- TASK ITEM
Please retype all of the following entries exactly.

- RECORDED DATA
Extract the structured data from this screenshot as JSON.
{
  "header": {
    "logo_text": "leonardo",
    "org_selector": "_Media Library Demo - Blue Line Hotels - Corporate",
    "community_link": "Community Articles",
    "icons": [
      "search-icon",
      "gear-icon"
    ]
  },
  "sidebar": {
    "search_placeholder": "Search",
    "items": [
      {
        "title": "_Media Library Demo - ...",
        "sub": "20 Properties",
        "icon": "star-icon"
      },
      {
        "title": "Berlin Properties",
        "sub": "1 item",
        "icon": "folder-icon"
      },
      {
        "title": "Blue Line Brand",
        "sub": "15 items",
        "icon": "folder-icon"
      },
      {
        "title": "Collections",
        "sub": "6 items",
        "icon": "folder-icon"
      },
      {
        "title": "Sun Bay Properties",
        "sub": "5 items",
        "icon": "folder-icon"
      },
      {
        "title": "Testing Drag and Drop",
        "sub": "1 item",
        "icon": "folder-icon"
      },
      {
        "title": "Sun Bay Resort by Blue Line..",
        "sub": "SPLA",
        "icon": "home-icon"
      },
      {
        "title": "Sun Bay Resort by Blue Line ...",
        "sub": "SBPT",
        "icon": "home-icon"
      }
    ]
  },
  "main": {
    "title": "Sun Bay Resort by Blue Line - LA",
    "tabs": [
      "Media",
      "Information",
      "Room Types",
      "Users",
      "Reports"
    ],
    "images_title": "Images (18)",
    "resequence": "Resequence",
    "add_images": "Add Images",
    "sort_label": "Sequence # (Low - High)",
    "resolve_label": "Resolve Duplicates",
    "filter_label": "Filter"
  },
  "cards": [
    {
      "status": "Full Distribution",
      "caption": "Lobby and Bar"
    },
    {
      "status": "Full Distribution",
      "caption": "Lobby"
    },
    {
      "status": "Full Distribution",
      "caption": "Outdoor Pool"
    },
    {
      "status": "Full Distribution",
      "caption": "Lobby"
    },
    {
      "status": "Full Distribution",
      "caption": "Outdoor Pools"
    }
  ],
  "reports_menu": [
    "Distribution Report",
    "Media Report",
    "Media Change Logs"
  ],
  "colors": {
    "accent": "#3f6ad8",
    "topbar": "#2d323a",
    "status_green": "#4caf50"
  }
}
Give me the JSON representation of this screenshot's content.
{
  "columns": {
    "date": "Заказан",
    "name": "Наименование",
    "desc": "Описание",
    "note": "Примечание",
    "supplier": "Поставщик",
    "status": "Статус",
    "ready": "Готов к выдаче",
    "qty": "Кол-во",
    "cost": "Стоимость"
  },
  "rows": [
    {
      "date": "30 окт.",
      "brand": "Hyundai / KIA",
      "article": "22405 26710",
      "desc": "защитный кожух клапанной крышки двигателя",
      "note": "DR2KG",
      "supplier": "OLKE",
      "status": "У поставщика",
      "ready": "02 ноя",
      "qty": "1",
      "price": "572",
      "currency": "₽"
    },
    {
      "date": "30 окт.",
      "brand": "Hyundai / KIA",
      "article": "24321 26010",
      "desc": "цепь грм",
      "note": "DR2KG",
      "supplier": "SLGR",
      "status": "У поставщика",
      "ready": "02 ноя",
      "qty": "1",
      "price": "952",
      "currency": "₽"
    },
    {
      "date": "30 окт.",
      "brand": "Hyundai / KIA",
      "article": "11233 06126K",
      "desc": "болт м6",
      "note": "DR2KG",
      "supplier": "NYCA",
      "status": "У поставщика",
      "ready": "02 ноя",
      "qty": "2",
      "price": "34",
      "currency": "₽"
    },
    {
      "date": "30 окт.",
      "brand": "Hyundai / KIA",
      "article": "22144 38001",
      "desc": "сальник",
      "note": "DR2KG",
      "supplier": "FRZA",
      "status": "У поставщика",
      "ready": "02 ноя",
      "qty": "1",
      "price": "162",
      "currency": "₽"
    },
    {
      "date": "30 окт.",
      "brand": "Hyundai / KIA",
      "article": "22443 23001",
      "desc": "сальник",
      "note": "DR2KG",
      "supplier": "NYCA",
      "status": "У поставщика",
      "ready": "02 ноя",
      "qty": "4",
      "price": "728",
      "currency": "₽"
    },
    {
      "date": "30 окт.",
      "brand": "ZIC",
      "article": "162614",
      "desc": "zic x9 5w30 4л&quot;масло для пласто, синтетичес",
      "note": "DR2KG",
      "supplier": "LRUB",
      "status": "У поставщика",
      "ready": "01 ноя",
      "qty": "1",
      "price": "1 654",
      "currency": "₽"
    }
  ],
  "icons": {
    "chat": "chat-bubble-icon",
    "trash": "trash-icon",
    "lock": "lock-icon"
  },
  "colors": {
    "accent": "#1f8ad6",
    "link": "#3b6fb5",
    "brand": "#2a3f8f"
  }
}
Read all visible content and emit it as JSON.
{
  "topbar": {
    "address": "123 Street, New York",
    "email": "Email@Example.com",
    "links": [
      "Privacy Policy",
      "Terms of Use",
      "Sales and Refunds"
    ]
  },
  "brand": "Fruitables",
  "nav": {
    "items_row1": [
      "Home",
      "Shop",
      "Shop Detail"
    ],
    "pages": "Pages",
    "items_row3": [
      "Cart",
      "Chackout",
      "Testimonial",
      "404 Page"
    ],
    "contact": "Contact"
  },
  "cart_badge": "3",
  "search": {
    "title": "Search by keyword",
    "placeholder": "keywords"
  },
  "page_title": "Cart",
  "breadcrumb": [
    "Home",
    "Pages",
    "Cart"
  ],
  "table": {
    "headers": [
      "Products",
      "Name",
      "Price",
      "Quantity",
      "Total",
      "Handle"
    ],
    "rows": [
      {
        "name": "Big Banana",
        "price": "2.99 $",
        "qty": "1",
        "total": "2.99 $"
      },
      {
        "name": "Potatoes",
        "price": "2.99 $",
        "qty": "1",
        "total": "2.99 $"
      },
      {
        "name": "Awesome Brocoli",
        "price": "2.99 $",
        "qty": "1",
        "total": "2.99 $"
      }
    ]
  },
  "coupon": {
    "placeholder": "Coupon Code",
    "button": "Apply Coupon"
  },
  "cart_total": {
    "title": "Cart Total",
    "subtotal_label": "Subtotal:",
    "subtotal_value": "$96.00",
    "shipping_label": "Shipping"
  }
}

- TASK RESULT
Extract the structured data from this screenshot as JSON.
{
  "header": {
    "logo_text": "leonardo",
    "org_selector": "_Media Library Demo - Blue Line Hotels - Corporate",
    "community_link": "Community Articles",
    "icons": [
      "search-icon",
      "gear-icon"
    ]
  },
  "sidebar": {
    "search_placeholder": "Search",
    "items": [
      {
        "title": "_Media Library Demo - ...",
        "sub": "20 Properties",
        "icon": "star-icon"
      },
      {
        "title": "Berlin Properties",
        "sub": "1 item",
        "icon": "folder-icon"
      },
      {
        "title": "Blue Line Brand",
        "sub": "15 items",
        "icon": "folder-icon"
      },
      {
        "title": "Collections",
        "sub": "6 items",
        "icon": "folder-icon"
      },
      {
        "title": "Sun Bay Properties",
        "sub": "5 items",
        "icon": "folder-icon"
      },
      {
        "title": "Testing Drag and Drop",
        "sub": "1 item",
        "icon": "folder-icon"
      },
      {
        "title": "Sun Bay Resort by Blue Line..",
        "sub": "SPLA",
        "icon": "home-icon"
      },
      {
        "title": "Sun Bay Resort by Blue Line ...",
        "sub": "SBPT",
        "icon": "home-icon"
      }
    ]
  },
  "main": {
    "title": "Sun Bay Resort by Blue Line - LA",
    "tabs": [
      "Media",
      "Information",
      "Room Types",
      "Users",
      "Reports"
    ],
    "images_title": "Images (18)",
    "resequence": "Resequence",
    "add_images": "Add Images",
    "sort_label": "Sequence # (Low - High)",
    "resolve_label": "Resolve Duplicates",
    "filter_label": "Filter"
  },
  "cards": [
    {
      "status": "Full Distribution",
      "caption": "Lobby and Bar"
    },
    {
      "status": "Full Distribution",
      "caption": "Lobby"
    },
    {
      "status": "Full Distribution",
      "caption": "Outdoor Pool"
    },
    {
      "status": "Full Distribution",
      "caption": "Lobby"
    },
    {
      "status": "Full Distribution",
      "caption": "Outdoor Pools"
    }
  ],
  "reports_menu": [
    "Distribution Report",
    "Media Report",
    "Media Change Logs"
  ],
  "colors": {
    "accent": "#3f6ad8",
    "topbar": "#2d323a",
    "status_green": "#4caf50"
  }
}
Give me the JSON representation of this screenshot's content.
{
  "columns": {
    "date": "Заказан",
    "name": "Наименование",
    "desc": "Описание",
    "note": "Примечание",
    "supplier": "Поставщик",
    "status": "Статус",
    "ready": "Готов к выдаче",
    "qty": "Кол-во",
    "cost": "Стоимость"
  },
  "rows": [
    {
      "date": "30 окт.",
      "brand": "Hyundai / KIA",
      "article": "22405 26710",
      "desc": "защитный кожух клапанной крышки двигателя",
      "note": "DR2KG",
      "supplier": "OLKE",
      "status": "У поставщика",
      "ready": "02 ноя",
      "qty": "1",
      "price": "572",
      "currency": "₽"
    },
    {
      "date": "30 окт.",
      "brand": "Hyundai / KIA",
      "article": "24321 26010",
      "desc": "цепь грм",
      "note": "DR2KG",
      "supplier": "SLGR",
      "status": "У поставщика",
      "ready": "02 ноя",
      "qty": "1",
      "price": "952",
      "currency": "₽"
    },
    {
      "date": "30 окт.",
      "brand": "Hyundai / KIA",
      "article": "11233 06126K",
      "desc": "болт м6",
      "note": "DR2KG",
      "supplier": "NYCA",
      "status": "У поставщика",
      "ready": "02 ноя",
      "qty": "2",
      "price": "34",
      "currency": "₽"
    },
    {
      "date": "30 окт.",
      "brand": "Hyundai / KIA",
      "article": "22144 38001",
      "desc": "сальник",
      "note": "DR2KG",
      "supplier": "FRZA",
      "status": "У поставщика",
      "ready": "02 ноя",
      "qty": "1",
      "price": "162",
      "currency": "₽"
    },
    {
      "date": "30 окт.",
      "brand": "Hyundai / KIA",
      "article": "22443 23001",
      "desc": "сальник",
      "note": "DR2KG",
      "supplier": "NYCA",
      "status": "У поставщика",
      "ready": "02 ноя",
      "qty": "4",
      "price": "728",
      "currency": "₽"
    },
    {
      "date": "30 окт.",
      "brand": "ZIC",
      "article": "162614",
      "desc": "zic x9 5w30 4л&quot;масло для пласто, синтетичес",
      "note": "DR2KG",
      "supplier": "LRUB",
      "status": "У поставщика",
      "ready": "01 ноя",
      "qty": "1",
      "price": "1 654",
      "currency": "₽"
    }
  ],
  "icons": {
    "chat": "chat-bubble-icon",
    "trash": "trash-icon",
    "lock": "lock-icon"
  },
  "colors": {
    "accent": "#1f8ad6",
    "link": "#3b6fb5",
    "brand": "#2a3f8f"
  }
}
Read all visible content and emit it as JSON.
{
  "topbar": {
    "address": "123 Street, New York",
    "email": "Email@Example.com",
    "links": [
      "Privacy Policy",
      "Terms of Use",
      "Sales and Refunds"
    ]
  },
  "brand": "Fruitables",
  "nav": {
    "items_row1": [
      "Home",
      "Shop",
      "Shop Detail"
    ],
    "pages": "Pages",
    "items_row3": [
      "Cart",
      "Chackout",
      "Testimonial",
      "404 Page"
    ],
    "contact": "Contact"
  },
  "cart_badge": "3",
  "search": {
    "title": "Search by keyword",
    "placeholder": "keywords"
  },
  "page_title": "Cart",
  "breadcrumb": [
    "Home",
    "Pages",
    "Cart"
  ],
  "table": {
    "headers": [
      "Products",
      "Name",
      "Price",
      "Quantity",
      "Total",
      "Handle"
    ],
    "rows": [
      {
        "name": "Big Banana",
        "price": "2.99 $",
        "qty": "1",
        "total": "2.99 $"
      },
      {
        "name": "Potatoes",
        "price": "2.99 $",
        "qty": "1",
        "total": "2.99 $"
      },
      {
        "name": "Awesome Brocoli",
        "price": "2.99 $",
        "qty": "1",
        "total": "2.99 $"
      }
    ]
  },
  "coupon": {
    "placeholder": "Coupon Code",
    "button": "Apply Coupon"
  },
  "cart_total": {
    "title": "Cart Total",
    "subtotal_label": "Subtotal:",
    "subtotal_value": "$96.00",
    "shipping_label": "Shipping"
  }
}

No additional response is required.